§ **What to do**: Each entry must be given again exactly as it appears, with images excluded.

[Data records for software interfaces]
◆ ◆ ◆ ◆ ◆ ◆ ◆
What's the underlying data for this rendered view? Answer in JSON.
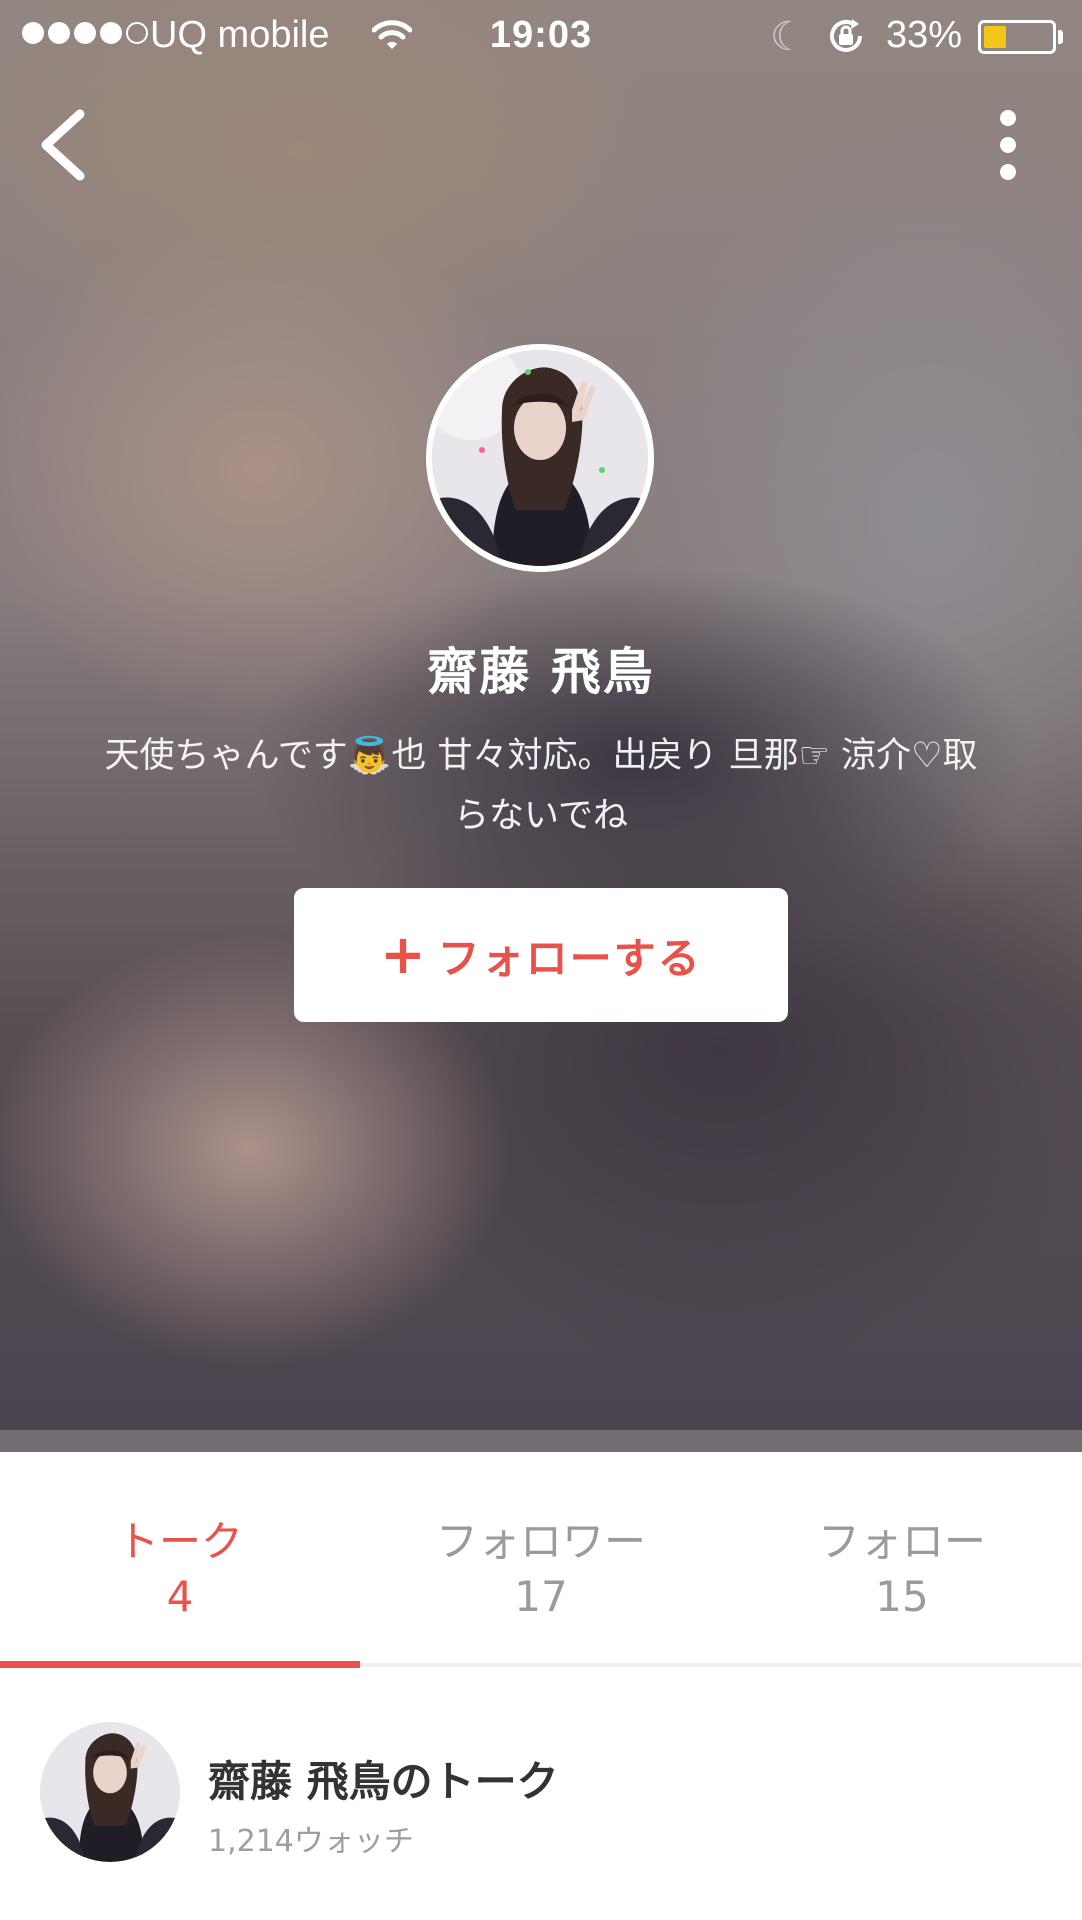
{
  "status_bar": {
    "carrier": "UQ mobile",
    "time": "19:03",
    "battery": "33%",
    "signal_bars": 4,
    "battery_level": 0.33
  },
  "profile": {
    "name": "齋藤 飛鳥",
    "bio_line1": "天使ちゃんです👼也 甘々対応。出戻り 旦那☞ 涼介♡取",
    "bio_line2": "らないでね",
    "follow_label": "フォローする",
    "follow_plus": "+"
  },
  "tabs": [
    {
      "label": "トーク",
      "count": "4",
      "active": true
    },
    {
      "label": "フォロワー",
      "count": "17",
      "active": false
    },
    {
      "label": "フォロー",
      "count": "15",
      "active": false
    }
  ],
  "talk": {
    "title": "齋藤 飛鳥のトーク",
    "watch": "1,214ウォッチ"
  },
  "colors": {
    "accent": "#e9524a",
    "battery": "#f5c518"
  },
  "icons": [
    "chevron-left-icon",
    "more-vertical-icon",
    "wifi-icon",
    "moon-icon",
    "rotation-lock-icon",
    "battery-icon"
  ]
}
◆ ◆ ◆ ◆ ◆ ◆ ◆
§ **Exercise solution**:
What's the underlying data for this rendered view? Answer in JSON.
{
  "status_bar": {
    "carrier": "UQ mobile",
    "time": "19:03",
    "battery": "33%",
    "signal_bars": 4,
    "battery_level": 0.33
  },
  "profile": {
    "name": "齋藤 飛鳥",
    "bio_line1": "天使ちゃんです👼也 甘々対応。出戻り 旦那☞ 涼介♡取",
    "bio_line2": "らないでね",
    "follow_label": "フォローする",
    "follow_plus": "+"
  },
  "tabs": [
    {
      "label": "トーク",
      "count": "4",
      "active": true
    },
    {
      "label": "フォロワー",
      "count": "17",
      "active": false
    },
    {
      "label": "フォロー",
      "count": "15",
      "active": false
    }
  ],
  "talk": {
    "title": "齋藤 飛鳥のトーク",
    "watch": "1,214ウォッチ"
  },
  "colors": {
    "accent": "#e9524a",
    "battery": "#f5c518"
  },
  "icons": [
    "chevron-left-icon",
    "more-vertical-icon",
    "wifi-icon",
    "moon-icon",
    "rotation-lock-icon",
    "battery-icon"
  ]
}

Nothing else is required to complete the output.